"Actually, the Europeans encouraged me much more from my first film as director, 'Play Misty for Me,' than the Americans, who had a hard time convincing themselves I could be a director because they already had a hard time recognizing me as an actor. They were asking, 'Why is he doing that? Who does this guy think he is?,' that sort of thing. The Europeans, on the other hand, supported me a lot in the beginning and tried to find some value in what I was doing."

An ambiguous man

Eastwood had earned critical acclaim for his 1976 Western "The Outlaw Josey Wales," but that film could only eke out a Best Original Score nomination from the Academy of Motion Picture Arts and Sciences. "Unforgiven" drastically altered his peers' perception of him, or perhaps more accurately, honed it. Eastwood had been making films about vengeful cops and cowboys for most of his career. But now, decades after cutting his teeth on "Rawhide," he could step back and express ambiguity about his image and the violence associated with it — violence that, to this day, threatens to tear America apart. Finally, people understood him.

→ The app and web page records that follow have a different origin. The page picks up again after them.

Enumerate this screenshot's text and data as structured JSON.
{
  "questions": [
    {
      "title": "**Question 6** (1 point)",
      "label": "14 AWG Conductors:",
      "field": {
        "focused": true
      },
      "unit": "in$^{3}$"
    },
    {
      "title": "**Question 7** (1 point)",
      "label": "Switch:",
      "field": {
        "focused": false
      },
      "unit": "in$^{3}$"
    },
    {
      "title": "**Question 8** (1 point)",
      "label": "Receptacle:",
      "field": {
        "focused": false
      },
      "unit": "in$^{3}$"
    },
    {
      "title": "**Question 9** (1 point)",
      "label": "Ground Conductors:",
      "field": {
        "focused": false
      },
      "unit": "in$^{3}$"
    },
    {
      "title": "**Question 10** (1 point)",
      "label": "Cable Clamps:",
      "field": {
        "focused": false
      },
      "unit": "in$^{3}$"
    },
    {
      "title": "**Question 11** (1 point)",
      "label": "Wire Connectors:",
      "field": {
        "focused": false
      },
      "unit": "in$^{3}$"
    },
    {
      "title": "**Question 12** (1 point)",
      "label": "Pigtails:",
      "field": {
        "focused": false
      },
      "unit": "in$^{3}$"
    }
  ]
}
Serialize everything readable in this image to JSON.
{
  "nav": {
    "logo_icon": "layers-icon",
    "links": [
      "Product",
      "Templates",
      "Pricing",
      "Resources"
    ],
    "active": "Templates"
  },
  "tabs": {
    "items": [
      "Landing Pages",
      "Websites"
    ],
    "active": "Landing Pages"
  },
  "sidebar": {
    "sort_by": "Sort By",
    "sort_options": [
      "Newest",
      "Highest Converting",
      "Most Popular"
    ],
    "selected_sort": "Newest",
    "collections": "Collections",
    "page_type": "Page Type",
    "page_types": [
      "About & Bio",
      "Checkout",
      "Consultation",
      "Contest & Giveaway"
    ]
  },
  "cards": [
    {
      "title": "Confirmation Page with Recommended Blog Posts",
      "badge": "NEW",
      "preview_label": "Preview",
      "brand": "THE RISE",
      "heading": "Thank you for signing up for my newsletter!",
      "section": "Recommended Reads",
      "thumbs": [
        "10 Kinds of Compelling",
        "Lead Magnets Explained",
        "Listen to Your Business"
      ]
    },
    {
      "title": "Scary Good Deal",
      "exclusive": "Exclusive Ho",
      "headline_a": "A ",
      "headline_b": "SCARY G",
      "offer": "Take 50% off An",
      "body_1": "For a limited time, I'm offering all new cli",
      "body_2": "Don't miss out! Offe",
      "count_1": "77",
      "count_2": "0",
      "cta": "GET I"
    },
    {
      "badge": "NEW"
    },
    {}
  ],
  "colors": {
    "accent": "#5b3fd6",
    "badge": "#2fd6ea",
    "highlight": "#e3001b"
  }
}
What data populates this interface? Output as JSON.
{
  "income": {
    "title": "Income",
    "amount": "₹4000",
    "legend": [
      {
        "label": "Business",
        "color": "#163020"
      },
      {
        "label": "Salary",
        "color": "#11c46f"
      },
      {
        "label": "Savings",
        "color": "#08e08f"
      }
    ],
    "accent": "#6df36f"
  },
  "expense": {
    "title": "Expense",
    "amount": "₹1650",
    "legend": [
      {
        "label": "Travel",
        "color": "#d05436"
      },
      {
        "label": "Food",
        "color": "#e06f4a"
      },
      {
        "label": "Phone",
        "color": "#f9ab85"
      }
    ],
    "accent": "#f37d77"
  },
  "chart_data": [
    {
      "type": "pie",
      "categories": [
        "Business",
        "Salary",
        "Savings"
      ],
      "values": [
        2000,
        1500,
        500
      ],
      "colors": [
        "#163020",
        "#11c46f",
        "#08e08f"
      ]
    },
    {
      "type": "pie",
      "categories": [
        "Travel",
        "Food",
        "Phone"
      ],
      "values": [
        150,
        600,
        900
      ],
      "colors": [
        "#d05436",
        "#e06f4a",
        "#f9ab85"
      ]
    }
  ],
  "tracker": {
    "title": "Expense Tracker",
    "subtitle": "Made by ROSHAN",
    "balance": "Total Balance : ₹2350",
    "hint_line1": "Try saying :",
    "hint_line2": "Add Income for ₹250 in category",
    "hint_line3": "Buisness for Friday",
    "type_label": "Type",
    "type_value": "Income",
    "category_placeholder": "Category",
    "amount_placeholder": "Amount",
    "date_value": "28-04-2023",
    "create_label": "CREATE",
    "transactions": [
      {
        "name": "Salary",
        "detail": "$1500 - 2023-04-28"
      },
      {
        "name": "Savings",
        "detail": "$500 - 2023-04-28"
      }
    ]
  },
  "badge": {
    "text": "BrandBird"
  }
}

Eastwood isn't one to philosophize over such notions, but as he told Scott Foundas of DGA Quarterly, he is grateful for the role "Unforgiven" played in a career dominated by Westerns:

"I just kept grinding them out, like a machinist, and I guess some people might go back and, in hindsight, say, 'Well, this wasn't so bad.' 'The Outlaw Josey Wales,' for example — I would say that, judging from the man on the street, that's the most popular Western I've ever done. But 'Unforgiven' did break through in a way."